Readers like you keep news free for everyone.

More than 5,000 readers have already pitched in to keep free access to The Journal.

For the price of one cup of coffee each week you can help keep paywalls away.

Support us today
Not now
Wednesday 29 November 2023 Dublin: 3°C
Johnny Green/PA Wire

Breakfast cereals "too high in sugar", says report

Cereals targeted at children are particularly high in sugar, a new report by Which? researchers says, adding that Lidl Crownfield Conflakes have as much salt as a packet of crisps.

POPULAR BREAKFAST CEREALS can be high in sugar – even those thought of as ‘healthy, consumer research company Which? has found.

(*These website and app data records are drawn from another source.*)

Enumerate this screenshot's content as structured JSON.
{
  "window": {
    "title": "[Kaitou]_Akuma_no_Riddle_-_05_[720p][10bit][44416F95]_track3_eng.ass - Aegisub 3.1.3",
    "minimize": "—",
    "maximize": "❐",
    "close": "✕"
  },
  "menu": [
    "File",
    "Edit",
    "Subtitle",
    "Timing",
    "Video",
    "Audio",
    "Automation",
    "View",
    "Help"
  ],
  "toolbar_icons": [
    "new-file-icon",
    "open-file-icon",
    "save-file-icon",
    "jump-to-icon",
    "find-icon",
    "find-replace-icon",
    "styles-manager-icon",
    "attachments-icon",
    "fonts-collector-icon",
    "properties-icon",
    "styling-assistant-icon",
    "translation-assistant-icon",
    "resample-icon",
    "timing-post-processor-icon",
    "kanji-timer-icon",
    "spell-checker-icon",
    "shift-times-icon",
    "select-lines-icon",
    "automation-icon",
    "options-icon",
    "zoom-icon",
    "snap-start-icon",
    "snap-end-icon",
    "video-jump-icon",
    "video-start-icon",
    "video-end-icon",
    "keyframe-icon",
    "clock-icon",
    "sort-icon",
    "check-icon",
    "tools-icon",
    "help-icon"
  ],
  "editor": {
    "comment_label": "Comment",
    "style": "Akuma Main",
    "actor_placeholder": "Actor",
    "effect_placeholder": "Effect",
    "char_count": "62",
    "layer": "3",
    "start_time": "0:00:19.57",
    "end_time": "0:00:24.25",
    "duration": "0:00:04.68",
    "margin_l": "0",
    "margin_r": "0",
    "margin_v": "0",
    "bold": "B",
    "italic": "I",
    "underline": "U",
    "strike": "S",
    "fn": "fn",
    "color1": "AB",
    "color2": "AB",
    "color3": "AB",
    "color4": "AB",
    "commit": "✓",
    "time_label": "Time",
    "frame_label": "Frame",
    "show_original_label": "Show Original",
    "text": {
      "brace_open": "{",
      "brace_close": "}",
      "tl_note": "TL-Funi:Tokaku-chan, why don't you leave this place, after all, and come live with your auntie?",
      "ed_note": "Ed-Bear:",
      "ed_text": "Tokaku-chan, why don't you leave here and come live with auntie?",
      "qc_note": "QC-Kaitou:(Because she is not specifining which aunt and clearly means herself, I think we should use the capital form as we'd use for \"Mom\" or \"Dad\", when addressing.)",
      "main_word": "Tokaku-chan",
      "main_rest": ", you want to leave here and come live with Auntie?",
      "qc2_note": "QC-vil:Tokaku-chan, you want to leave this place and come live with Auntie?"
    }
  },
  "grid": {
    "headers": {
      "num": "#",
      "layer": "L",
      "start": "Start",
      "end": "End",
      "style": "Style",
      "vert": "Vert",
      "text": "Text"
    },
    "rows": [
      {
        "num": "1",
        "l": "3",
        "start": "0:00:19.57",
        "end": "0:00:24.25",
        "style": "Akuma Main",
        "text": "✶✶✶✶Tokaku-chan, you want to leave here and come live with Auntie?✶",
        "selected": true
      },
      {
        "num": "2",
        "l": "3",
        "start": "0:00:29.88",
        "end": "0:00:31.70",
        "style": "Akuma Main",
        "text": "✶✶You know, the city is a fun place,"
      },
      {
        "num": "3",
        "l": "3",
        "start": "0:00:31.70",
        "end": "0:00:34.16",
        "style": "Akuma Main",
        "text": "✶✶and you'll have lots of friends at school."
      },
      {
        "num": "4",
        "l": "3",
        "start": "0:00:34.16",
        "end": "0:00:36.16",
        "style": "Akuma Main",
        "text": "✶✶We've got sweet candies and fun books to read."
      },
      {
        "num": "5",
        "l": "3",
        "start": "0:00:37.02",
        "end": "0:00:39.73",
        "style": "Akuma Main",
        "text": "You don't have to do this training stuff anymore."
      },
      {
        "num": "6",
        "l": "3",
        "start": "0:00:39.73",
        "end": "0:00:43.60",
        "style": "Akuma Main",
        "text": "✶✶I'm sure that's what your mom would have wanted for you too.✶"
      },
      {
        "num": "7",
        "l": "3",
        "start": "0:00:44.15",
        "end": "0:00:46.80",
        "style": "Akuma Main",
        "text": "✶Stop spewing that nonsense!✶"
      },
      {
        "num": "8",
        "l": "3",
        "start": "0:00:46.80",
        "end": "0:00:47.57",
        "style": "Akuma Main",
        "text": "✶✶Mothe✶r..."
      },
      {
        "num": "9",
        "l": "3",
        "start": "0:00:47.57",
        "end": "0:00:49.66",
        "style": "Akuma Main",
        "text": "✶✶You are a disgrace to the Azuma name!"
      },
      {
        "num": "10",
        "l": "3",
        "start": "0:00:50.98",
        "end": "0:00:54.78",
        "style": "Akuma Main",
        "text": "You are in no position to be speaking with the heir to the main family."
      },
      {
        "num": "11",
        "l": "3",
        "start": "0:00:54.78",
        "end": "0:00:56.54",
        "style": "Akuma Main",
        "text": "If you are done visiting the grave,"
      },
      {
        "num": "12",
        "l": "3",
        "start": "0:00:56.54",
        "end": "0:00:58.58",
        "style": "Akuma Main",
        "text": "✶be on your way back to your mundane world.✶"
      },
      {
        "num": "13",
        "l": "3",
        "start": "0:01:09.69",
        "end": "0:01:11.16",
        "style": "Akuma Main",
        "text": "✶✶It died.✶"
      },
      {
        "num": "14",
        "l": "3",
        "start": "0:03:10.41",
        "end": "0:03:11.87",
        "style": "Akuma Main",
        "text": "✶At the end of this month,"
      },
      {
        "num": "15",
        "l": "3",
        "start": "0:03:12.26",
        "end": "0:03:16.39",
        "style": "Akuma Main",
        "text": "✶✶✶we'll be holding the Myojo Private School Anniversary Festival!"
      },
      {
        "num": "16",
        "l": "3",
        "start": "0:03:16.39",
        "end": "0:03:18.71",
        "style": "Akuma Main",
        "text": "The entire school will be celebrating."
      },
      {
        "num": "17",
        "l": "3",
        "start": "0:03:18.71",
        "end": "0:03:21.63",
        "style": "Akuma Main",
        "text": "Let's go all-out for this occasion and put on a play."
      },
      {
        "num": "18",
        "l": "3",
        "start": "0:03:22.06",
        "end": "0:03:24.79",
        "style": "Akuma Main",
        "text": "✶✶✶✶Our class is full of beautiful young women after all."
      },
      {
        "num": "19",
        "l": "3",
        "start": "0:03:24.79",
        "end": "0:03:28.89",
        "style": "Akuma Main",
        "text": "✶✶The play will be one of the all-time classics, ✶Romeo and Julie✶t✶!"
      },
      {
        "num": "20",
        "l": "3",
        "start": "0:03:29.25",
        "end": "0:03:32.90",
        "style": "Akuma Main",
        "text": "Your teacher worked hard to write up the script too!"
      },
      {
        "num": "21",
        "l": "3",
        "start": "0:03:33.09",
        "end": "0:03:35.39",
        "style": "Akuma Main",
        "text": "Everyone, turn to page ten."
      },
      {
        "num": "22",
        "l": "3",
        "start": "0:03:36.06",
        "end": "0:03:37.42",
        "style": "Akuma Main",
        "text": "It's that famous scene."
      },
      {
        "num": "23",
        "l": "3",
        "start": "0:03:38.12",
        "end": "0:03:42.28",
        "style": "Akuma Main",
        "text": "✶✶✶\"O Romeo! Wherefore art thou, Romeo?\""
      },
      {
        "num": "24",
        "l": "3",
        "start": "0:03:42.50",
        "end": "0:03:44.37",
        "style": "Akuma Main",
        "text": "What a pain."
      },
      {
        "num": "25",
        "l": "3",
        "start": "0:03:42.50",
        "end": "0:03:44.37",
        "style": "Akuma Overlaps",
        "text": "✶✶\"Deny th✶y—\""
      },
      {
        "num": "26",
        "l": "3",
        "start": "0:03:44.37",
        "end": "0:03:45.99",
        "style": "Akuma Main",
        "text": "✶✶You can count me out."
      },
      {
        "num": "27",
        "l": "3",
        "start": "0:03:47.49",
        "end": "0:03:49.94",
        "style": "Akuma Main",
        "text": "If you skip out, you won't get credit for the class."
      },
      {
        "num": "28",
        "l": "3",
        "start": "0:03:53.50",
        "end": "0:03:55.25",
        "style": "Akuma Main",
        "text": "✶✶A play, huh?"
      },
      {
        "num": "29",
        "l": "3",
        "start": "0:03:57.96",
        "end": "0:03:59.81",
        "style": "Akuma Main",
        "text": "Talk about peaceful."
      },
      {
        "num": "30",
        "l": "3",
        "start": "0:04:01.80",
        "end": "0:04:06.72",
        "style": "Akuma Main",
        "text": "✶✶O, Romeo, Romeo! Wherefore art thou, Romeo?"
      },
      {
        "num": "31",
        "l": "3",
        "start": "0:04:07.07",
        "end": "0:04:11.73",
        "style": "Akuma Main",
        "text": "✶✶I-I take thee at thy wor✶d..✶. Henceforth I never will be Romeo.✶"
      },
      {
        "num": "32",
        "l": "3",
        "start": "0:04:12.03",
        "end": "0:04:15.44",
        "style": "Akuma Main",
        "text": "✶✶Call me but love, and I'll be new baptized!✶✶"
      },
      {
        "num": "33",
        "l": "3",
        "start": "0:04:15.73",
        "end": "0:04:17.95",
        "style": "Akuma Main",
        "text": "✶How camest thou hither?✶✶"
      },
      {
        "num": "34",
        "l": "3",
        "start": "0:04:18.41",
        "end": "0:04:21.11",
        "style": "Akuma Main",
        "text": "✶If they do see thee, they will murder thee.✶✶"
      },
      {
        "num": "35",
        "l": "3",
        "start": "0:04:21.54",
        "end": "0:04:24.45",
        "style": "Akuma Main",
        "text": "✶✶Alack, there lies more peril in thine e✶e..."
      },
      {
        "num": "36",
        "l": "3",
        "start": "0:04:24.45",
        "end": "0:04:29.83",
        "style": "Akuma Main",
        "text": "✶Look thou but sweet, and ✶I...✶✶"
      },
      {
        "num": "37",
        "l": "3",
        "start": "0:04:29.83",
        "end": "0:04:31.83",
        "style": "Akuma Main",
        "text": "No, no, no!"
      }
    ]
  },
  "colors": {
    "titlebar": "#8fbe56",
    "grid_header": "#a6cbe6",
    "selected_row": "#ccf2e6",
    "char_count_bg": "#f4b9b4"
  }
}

Its latest report says that out of 50 breakfast cereals analysed, 32 were high in sugar.

The researchers looked at the nutritional information on the cereals, and found that Kellogg’s Frosties were the worst for sugar.

But while it may not surprise many that frosted flakes are high in sugar, the analysis also showed that some cereals seen as ‘healthy’ are also high in sugar.

These include Kellogg’s Special K and supermarket own-brand rice and wheat flakes, and Kellogg’s All-Bran Bran Flakes, which have 22g of sugar per 100g. That is as almost as much sugar as Weetabix Chocolatey Weetos.

Lidl Crownfield Conflakes, meanwhile, have as much salt as a packet of Walkers Ready Salted crisps.

Nestlé Shredded Wheat was the lowest for salt and sugar levels.

Which? said that cereals are labelled in an ‘inconsistent’ way, which can make it difficult to see which ones are the healthiest.

In 2011, France approved a tax on sugary soft drinks, in the hope of reducing obesity levels.

It was announced in September 2011 that the Irish Government is considering introducing a sugar tax to tackle the growing problems of obesity and diabetes.

The introduction of a sugar tax is one of a number of issues which is being considered, Health Minister Dr James Reilly confirmed.

Read: France approves new tax on fizzy drinks>

Read: Health Minister ‘deplores’ misleading food packaging>

Read: Food and drink ads aimed at children to be probed>

Read: Government considering sugar tax to tackle obesity>

Your Voice
Readers Comments
    Submit a report
    Please help us understand how this comment violates our community guidelines.
    Thank you for the feedback
    Your feedback has been sent to our team for review.